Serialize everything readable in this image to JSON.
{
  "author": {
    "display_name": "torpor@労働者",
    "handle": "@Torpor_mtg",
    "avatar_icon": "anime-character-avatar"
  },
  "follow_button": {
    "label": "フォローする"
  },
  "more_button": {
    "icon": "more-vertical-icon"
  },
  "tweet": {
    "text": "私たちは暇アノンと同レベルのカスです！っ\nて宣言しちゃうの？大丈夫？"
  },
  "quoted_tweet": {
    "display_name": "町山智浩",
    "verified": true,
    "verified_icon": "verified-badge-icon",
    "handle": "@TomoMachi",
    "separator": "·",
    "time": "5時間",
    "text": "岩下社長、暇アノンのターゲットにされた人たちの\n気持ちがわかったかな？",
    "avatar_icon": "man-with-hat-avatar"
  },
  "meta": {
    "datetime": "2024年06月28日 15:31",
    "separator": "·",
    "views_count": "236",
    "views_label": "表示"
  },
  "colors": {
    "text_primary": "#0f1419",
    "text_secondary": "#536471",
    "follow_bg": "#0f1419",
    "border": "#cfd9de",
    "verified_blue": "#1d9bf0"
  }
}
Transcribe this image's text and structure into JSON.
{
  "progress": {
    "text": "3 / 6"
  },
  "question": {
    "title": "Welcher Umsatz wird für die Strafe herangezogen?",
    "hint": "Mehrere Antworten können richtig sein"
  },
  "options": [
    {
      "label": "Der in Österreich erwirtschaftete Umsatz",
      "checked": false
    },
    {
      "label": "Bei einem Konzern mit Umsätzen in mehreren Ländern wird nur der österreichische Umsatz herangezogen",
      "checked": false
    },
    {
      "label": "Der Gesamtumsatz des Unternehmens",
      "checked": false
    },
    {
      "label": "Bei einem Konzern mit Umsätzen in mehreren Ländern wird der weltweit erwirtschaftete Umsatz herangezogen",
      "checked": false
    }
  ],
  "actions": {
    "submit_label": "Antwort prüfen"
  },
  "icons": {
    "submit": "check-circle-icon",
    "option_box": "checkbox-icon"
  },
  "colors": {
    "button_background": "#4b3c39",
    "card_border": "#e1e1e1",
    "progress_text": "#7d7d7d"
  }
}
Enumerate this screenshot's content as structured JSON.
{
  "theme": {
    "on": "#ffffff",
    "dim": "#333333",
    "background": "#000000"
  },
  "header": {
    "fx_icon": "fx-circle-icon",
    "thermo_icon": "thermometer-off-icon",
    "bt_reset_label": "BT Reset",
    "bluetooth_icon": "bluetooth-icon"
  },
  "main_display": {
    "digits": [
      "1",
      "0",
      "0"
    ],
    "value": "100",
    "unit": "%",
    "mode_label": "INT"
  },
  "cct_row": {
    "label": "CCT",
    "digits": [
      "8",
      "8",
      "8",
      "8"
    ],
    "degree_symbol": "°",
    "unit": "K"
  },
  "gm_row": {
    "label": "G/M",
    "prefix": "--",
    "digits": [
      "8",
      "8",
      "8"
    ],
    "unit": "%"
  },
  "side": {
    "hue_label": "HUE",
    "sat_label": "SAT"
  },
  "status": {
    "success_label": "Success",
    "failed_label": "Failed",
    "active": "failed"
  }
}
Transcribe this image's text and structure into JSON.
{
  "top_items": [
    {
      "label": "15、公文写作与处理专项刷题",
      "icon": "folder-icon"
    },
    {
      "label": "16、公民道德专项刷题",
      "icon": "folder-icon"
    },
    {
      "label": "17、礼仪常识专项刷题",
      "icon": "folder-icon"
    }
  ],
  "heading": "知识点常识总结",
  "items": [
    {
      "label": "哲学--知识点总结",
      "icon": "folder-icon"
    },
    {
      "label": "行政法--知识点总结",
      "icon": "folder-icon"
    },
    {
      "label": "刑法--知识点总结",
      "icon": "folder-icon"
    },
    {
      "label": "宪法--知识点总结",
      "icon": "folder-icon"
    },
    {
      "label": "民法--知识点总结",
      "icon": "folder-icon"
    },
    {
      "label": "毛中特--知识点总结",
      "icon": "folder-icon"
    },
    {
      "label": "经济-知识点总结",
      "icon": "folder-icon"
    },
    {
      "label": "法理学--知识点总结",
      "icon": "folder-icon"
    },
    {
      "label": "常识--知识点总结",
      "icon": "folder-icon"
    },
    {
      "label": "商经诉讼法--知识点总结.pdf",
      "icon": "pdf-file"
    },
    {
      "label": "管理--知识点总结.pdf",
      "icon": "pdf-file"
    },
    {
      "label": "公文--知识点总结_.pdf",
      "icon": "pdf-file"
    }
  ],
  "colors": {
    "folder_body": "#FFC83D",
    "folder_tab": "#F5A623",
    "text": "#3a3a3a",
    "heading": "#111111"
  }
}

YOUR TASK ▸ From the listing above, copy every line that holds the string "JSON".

OUTPUT ▸
Serialize everything readable in this image to JSON.
Transcribe this image's text and structure into JSON.
Enumerate this screenshot's content as structured JSON.
Transcribe this image's text and structure into JSON.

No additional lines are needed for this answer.